2. Quit putting things off. Change is hard. Self-improvement is hard. Scrounging up the guts to go for what you want is hard, and so is the work to make it happen. When things are hard, it’s always easier to decide to tackle them tomorrow. The problem is that tomorrow never comes. Saying you’ll do it tomorrow is just an excuse, and it means that either you don’t really want to do it or you want the results without the hard work that comes along with it.
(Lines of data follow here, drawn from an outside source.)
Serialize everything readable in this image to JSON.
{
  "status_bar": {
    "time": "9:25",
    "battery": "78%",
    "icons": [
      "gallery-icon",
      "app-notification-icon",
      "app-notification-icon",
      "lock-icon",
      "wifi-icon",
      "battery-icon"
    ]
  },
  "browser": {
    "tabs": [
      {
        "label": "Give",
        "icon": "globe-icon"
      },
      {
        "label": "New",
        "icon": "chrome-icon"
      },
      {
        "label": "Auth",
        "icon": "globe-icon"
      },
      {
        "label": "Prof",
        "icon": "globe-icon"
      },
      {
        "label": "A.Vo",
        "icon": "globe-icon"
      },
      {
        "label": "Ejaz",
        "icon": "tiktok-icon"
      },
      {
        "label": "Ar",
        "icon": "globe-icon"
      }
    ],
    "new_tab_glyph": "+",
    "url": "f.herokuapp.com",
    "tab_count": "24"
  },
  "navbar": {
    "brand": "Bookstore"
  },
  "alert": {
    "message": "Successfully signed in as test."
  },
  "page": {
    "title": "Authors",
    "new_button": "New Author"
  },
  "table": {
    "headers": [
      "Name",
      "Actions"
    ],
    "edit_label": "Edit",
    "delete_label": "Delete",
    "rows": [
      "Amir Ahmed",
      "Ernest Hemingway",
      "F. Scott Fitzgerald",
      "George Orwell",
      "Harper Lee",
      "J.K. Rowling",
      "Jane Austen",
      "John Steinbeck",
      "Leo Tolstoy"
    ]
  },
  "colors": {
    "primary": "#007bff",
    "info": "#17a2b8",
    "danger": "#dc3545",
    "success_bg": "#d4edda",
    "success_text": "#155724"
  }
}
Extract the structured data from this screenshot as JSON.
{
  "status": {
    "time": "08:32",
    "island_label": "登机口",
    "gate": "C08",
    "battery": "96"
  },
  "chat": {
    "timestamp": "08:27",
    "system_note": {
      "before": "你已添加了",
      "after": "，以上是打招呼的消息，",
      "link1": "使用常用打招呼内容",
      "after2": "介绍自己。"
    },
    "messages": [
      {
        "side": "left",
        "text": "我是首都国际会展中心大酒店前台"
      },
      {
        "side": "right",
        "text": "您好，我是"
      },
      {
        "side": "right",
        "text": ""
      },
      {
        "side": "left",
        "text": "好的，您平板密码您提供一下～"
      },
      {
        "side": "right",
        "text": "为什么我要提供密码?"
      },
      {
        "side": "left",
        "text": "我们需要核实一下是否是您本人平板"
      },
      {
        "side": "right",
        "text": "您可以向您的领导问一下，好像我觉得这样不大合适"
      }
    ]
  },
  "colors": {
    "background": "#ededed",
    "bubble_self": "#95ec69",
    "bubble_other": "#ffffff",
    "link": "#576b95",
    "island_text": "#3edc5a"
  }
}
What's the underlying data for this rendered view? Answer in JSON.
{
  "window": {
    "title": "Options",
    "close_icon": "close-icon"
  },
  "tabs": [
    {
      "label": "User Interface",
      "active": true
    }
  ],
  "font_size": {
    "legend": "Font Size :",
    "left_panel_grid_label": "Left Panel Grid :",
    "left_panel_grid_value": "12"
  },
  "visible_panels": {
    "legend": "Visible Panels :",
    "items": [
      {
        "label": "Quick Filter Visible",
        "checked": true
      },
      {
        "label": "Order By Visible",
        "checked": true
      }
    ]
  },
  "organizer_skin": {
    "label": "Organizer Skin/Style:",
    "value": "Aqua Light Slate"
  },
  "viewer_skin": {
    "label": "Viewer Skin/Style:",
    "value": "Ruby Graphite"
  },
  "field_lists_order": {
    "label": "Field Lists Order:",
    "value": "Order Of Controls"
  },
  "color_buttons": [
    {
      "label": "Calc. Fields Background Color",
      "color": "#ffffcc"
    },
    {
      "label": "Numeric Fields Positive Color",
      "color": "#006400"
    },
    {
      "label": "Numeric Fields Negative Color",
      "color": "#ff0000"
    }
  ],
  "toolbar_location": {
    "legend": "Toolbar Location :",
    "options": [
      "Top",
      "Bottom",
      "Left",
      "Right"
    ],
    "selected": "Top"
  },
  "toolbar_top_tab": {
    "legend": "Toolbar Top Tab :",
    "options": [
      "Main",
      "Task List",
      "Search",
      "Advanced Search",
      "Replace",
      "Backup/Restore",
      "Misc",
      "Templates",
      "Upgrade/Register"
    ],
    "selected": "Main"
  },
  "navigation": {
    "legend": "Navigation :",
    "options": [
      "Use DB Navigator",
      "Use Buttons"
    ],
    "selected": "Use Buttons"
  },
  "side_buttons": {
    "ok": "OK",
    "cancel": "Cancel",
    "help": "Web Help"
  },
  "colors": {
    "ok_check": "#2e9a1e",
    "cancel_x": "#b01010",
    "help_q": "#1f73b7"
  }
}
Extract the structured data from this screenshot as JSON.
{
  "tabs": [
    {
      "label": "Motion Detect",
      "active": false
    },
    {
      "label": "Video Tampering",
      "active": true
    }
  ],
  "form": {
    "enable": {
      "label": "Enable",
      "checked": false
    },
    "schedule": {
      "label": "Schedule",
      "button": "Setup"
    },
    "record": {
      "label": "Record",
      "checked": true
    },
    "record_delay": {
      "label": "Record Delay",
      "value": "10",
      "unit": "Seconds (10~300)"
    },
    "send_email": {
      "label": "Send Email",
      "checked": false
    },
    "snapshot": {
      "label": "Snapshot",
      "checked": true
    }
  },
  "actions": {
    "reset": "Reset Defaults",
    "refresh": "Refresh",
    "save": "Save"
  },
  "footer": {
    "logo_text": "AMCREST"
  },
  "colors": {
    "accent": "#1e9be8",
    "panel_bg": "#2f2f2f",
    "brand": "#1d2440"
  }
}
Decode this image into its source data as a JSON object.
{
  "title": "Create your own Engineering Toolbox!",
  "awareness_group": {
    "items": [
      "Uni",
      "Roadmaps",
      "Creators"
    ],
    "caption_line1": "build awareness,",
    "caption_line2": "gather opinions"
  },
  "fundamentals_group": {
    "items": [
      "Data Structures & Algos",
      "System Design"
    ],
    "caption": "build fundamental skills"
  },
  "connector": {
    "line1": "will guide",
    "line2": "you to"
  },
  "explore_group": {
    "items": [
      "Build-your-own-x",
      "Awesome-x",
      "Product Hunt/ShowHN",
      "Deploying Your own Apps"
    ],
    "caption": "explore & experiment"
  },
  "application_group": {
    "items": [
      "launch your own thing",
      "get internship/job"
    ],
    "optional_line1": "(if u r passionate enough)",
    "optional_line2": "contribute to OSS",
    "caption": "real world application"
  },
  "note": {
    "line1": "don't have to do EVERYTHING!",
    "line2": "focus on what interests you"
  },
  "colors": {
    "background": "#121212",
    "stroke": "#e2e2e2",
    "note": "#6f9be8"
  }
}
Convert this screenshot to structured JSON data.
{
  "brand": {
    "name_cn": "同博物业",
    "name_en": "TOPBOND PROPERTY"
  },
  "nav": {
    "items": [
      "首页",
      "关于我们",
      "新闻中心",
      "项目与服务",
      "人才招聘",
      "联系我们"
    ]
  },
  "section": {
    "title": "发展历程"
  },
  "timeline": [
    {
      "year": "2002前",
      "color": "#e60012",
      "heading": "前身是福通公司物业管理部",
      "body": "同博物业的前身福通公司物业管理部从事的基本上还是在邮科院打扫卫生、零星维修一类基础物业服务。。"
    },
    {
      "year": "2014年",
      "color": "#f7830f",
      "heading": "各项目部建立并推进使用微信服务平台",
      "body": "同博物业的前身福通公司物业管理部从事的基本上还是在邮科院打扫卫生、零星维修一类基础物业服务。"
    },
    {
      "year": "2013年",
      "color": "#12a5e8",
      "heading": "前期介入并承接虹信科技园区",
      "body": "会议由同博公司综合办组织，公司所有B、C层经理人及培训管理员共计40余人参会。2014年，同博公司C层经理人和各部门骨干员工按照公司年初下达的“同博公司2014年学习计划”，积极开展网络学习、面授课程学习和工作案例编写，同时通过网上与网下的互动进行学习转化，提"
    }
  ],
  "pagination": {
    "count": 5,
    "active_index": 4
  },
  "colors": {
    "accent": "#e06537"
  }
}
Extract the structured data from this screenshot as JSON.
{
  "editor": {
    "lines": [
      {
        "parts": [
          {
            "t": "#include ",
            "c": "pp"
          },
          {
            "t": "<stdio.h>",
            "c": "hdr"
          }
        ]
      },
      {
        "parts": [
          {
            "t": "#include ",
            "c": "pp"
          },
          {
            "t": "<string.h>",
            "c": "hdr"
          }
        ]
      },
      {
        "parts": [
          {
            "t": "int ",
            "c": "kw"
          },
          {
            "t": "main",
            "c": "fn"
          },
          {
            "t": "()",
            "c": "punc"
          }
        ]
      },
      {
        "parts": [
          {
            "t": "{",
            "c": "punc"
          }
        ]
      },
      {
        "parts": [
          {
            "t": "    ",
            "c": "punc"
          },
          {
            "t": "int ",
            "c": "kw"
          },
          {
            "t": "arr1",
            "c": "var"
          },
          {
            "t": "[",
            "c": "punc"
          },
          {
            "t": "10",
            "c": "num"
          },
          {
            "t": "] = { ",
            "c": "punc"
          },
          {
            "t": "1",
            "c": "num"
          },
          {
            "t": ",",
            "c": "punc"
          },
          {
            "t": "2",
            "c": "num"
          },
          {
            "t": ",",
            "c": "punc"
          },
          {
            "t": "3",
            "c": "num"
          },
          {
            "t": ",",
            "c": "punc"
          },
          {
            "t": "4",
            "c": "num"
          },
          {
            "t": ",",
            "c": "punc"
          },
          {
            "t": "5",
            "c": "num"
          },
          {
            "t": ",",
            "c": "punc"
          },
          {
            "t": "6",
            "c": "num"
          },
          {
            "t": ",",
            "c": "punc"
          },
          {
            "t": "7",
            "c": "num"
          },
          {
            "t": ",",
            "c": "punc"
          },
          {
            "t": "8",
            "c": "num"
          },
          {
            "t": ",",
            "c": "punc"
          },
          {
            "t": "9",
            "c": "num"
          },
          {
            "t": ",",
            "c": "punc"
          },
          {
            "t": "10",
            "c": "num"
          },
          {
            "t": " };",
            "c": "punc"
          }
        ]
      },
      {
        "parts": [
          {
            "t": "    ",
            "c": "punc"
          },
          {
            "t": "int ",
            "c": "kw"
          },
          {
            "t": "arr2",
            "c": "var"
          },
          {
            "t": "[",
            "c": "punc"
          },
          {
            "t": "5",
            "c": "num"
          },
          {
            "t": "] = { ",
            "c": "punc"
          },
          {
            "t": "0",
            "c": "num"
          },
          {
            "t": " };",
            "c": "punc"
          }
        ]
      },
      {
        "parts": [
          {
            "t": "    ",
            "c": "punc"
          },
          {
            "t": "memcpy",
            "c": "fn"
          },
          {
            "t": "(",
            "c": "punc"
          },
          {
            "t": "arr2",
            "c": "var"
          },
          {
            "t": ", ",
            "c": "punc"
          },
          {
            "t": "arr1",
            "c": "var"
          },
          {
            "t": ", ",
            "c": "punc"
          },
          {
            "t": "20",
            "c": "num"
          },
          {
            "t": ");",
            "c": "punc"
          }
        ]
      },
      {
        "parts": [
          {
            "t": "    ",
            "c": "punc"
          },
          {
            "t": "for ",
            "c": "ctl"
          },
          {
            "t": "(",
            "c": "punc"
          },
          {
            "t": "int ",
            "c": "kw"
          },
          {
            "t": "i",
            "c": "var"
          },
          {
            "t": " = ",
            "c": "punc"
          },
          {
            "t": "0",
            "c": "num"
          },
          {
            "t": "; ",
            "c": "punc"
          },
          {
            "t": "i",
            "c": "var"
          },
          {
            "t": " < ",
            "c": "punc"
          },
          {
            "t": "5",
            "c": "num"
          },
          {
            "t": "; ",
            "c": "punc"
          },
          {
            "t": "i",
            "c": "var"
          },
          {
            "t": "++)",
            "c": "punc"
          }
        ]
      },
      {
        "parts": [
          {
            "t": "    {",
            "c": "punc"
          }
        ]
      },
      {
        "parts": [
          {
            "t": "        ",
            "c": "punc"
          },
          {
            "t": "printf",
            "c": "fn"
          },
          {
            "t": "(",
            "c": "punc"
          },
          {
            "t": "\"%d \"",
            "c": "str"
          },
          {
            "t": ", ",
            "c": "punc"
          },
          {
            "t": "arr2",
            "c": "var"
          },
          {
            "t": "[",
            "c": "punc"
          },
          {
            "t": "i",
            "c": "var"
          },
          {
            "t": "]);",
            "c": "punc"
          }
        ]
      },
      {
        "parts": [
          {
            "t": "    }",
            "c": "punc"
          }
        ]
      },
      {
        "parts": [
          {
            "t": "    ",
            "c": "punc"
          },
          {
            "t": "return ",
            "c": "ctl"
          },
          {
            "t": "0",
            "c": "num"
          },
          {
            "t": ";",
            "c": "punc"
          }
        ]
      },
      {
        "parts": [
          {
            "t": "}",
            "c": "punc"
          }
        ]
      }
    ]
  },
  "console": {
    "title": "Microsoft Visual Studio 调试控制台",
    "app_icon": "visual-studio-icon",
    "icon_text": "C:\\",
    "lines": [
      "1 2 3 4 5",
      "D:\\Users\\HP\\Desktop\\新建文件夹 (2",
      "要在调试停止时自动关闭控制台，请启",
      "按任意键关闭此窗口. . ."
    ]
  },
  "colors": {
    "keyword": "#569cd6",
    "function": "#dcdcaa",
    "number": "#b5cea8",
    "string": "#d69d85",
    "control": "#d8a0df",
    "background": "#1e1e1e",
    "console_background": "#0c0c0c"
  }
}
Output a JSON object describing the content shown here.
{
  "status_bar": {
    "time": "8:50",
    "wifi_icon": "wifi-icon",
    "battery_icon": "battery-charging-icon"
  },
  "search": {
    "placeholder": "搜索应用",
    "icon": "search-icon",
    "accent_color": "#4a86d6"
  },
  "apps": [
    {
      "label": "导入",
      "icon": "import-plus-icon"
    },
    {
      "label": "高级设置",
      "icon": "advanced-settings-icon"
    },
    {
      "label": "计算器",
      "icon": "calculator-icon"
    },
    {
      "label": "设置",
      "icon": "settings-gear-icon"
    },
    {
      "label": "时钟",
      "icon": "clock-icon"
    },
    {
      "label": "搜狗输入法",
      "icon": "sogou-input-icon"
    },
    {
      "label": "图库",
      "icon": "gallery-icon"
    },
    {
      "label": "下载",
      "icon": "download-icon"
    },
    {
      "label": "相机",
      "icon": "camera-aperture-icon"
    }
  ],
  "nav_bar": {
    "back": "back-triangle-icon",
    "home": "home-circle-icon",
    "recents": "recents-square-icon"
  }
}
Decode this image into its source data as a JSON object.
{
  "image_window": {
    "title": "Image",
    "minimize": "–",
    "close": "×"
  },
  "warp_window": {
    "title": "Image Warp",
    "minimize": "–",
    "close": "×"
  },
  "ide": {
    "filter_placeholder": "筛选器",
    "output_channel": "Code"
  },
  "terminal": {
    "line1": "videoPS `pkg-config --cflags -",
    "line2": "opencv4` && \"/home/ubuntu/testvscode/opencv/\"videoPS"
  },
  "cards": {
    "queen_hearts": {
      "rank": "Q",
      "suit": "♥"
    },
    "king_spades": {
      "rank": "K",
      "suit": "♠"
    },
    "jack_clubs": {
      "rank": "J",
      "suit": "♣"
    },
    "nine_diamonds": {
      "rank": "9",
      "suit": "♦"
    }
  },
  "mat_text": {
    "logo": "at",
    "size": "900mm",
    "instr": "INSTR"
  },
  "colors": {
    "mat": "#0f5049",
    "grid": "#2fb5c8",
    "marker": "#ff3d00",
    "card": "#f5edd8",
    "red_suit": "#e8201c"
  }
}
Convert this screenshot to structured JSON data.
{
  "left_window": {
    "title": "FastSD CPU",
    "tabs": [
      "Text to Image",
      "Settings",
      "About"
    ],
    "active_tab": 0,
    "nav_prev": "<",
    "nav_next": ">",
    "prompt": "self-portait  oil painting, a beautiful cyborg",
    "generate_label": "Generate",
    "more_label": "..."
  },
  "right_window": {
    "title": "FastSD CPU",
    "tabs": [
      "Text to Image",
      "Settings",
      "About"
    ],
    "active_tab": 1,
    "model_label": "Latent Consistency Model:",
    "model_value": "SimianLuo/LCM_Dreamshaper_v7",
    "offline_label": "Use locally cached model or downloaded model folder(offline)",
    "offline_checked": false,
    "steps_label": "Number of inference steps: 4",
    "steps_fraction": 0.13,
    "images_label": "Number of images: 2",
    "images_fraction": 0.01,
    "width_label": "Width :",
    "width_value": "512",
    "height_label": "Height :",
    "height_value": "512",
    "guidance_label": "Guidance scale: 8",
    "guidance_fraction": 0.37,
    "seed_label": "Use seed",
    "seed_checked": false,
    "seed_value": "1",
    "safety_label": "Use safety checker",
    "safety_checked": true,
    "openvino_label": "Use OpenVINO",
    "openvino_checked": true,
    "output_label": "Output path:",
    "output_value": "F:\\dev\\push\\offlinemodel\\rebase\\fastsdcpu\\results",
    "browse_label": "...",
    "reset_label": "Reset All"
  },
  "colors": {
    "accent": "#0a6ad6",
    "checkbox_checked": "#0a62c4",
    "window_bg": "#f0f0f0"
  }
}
3. Quit thinking you have no choice. There’s always a choice. Sure, sometimes it’s a choice between two things that seem equally bad, but there’s still a choice. Pretending that there isn’t one makes you a victim who is voluntarily taking on a mantle of helplessness. To play the victim, you have to give up your power, and you can’t put a price on that. To succeed at the highest level, you have to quit giving your power away.
4. Quit doing the same thing over and over again and expecting a different result. Albert Einstein said that insanity is doing the same thing and expecting a different result. Despite his popularity and cutting insight, there are a lot of people who seem determined that two plus two will eventually equal five. The fact is simple: If you keep the same approach, you’ll keep getting the same results, no matter how much you hope for the opposite. If you want different results, you need to change your approach, even when it’s painful to do so.
5. Quit thinking everything is going to work out on its own. It’s tempting to think that it’s all going to work out in the end, but the truth is that you have to make it work. This has many implications. Don’t expect your boss to notice when you’re ready for a promotion, don’t expect your colleague to stop sloughing work off on you if you’re always willing to do it, and don’t think that anyone is going to stop walking all over you as long as you allow it. Everything is not going to magically work out on its own; you have to be proactive and take responsibility for yourself.
6. Quit saying yes. Every yes you utter is a tradeoff. By saying yes to one thing, you’re saying no to something else. Saying yes to staying late at work, for example, might mean saying no to the gym or to time spent with your family. Research conducted at the University of California, San Francisco, showed that the more difficulty you have saying no, the more likely you are to experience stress, burnout, and even depression. Saying no is indeed a major challenge for many people. No is a powerful word that you should not be afraid to wield. When it’s time to say no, avoid phrases such as I don’t think I can or I’m not certain. Saying no to a new commitment honors your existing commitments and gives you the opportunity to successfully fulfill them. When you learn to say no, you free yourself from unnecessary constraints and free up your time and energy for the important things in life.
Bringing It All Together
There are dozens of ways we get in the way of achieving our full potential. We doubt ourselves, we decide that something is just too hard, or we tell ourselves that we’ll worry about it tomorrow. If you really want to succeed–and I mean really succeed–stop focusing so much on what you should be doing and, instead, take a really good look at the things you should quit doing.
What other things should people quit doing? Please share your thoughts in the comments section, as I learn just as much from you as you do from me.